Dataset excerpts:
────────────────────────────────────────

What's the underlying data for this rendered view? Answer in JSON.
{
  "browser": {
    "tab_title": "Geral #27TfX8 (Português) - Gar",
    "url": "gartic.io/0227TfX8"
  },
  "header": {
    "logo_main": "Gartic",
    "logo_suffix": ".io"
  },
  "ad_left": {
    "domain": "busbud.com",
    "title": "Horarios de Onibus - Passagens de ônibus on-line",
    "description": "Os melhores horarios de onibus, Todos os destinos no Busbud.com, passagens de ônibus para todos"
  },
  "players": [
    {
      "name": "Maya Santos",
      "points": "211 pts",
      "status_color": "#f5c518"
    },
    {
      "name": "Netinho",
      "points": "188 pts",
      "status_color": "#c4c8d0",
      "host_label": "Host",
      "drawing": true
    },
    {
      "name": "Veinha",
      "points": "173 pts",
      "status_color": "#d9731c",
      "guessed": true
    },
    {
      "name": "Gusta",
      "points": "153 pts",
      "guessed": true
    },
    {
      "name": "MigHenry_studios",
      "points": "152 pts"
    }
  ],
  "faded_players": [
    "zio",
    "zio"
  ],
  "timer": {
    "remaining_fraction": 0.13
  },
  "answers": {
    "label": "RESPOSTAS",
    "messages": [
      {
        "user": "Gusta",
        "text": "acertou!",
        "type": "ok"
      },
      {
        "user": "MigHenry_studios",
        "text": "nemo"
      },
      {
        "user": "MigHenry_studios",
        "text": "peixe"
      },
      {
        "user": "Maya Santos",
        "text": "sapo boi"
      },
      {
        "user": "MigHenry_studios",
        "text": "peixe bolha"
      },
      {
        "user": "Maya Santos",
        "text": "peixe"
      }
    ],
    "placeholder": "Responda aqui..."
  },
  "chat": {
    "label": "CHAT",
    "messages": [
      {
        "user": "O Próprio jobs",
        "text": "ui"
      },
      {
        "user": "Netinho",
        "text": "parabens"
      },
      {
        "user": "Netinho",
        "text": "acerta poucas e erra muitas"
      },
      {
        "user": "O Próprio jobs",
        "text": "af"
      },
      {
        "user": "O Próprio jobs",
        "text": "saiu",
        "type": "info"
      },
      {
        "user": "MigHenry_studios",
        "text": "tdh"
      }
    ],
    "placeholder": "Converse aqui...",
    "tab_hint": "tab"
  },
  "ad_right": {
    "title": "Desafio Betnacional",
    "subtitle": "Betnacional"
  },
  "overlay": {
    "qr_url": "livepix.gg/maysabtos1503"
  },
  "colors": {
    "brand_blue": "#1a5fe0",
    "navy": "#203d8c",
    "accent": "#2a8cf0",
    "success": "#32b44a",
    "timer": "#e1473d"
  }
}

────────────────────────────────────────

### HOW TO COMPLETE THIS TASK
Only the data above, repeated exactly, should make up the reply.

### RESULT FOR THIS TASK
What's the underlying data for this rendered view? Answer in JSON.
{
  "browser": {
    "tab_title": "Geral #27TfX8 (Português) - Gar",
    "url": "gartic.io/0227TfX8"
  },
  "header": {
    "logo_main": "Gartic",
    "logo_suffix": ".io"
  },
  "ad_left": {
    "domain": "busbud.com",
    "title": "Horarios de Onibus - Passagens de ônibus on-line",
    "description": "Os melhores horarios de onibus, Todos os destinos no Busbud.com, passagens de ônibus para todos"
  },
  "players": [
    {
      "name": "Maya Santos",
      "points": "211 pts",
      "status_color": "#f5c518"
    },
    {
      "name": "Netinho",
      "points": "188 pts",
      "status_color": "#c4c8d0",
      "host_label": "Host",
      "drawing": true
    },
    {
      "name": "Veinha",
      "points": "173 pts",
      "status_color": "#d9731c",
      "guessed": true
    },
    {
      "name": "Gusta",
      "points": "153 pts",
      "guessed": true
    },
    {
      "name": "MigHenry_studios",
      "points": "152 pts"
    }
  ],
  "faded_players": [
    "zio",
    "zio"
  ],
  "timer": {
    "remaining_fraction": 0.13
  },
  "answers": {
    "label": "RESPOSTAS",
    "messages": [
      {
        "user": "Gusta",
        "text": "acertou!",
        "type": "ok"
      },
      {
        "user": "MigHenry_studios",
        "text": "nemo"
      },
      {
        "user": "MigHenry_studios",
        "text": "peixe"
      },
      {
        "user": "Maya Santos",
        "text": "sapo boi"
      },
      {
        "user": "MigHenry_studios",
        "text": "peixe bolha"
      },
      {
        "user": "Maya Santos",
        "text": "peixe"
      }
    ],
    "placeholder": "Responda aqui..."
  },
  "chat": {
    "label": "CHAT",
    "messages": [
      {
        "user": "O Próprio jobs",
        "text": "ui"
      },
      {
        "user": "Netinho",
        "text": "parabens"
      },
      {
        "user": "Netinho",
        "text": "acerta poucas e erra muitas"
      },
      {
        "user": "O Próprio jobs",
        "text": "af"
      },
      {
        "user": "O Próprio jobs",
        "text": "saiu",
        "type": "info"
      },
      {
        "user": "MigHenry_studios",
        "text": "tdh"
      }
    ],
    "placeholder": "Converse aqui...",
    "tab_hint": "tab"
  },
  "ad_right": {
    "title": "Desafio Betnacional",
    "subtitle": "Betnacional"
  },
  "overlay": {
    "qr_url": "livepix.gg/maysabtos1503"
  },
  "colors": {
    "brand_blue": "#1a5fe0",
    "navy": "#203d8c",
    "accent": "#2a8cf0",
    "success": "#32b44a",
    "timer": "#e1473d"
  }
}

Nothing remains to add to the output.